Exercise: Gather each line of the entries below that includes "date".

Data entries
########

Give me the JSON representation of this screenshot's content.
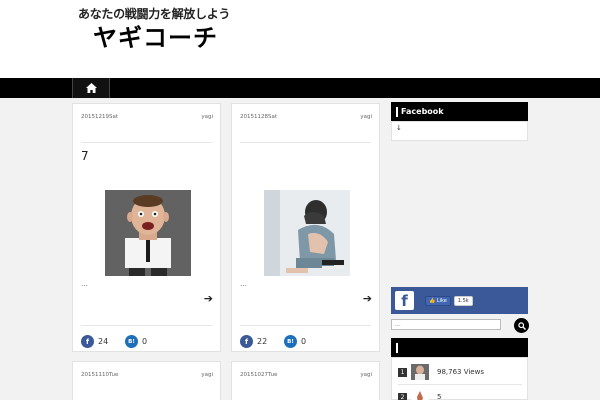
{
  "header": {
    "tagline": "あなたの戦闘力を解放しよう",
    "site_title": "ヤギコーチ"
  },
  "nav": {
    "home_icon": "home-icon"
  },
  "posts": [
    {
      "date": "20151219Sat",
      "author": "yagi",
      "title": "7",
      "excerpt": "…",
      "facebook_count": "24",
      "hatena_count": "0",
      "hatena_label": "B!"
    },
    {
      "date": "20151128Sat",
      "author": "yagi",
      "title": "",
      "excerpt": "…",
      "facebook_count": "22",
      "hatena_count": "0",
      "hatena_label": "B!"
    },
    {
      "date": "20151110Tue",
      "author": "yagi"
    },
    {
      "date": "20151027Tue",
      "author": "yagi"
    }
  ],
  "sidebar": {
    "facebook_widget_title": "Facebook",
    "facebook_widget_body": "↓",
    "fb_like_label": "Like",
    "fb_like_count": "1.5k",
    "search_placeholder": "...",
    "ranking_title": "",
    "ranking": [
      {
        "rank": "1",
        "text": "98,763 Views"
      },
      {
        "rank": "2",
        "text": "5"
      }
    ]
  },
  "colors": {
    "nav_bg": "#000000",
    "facebook_blue": "#3b5998",
    "hatena_blue": "#1e6fba",
    "page_bg": "#f2f2f2"
  }
}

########

Solution for this exercise:
      "date": "20151219Sat",
      "date": "20151128Sat",
      "date": "20151110Tue",
      "date": "20151027Tue",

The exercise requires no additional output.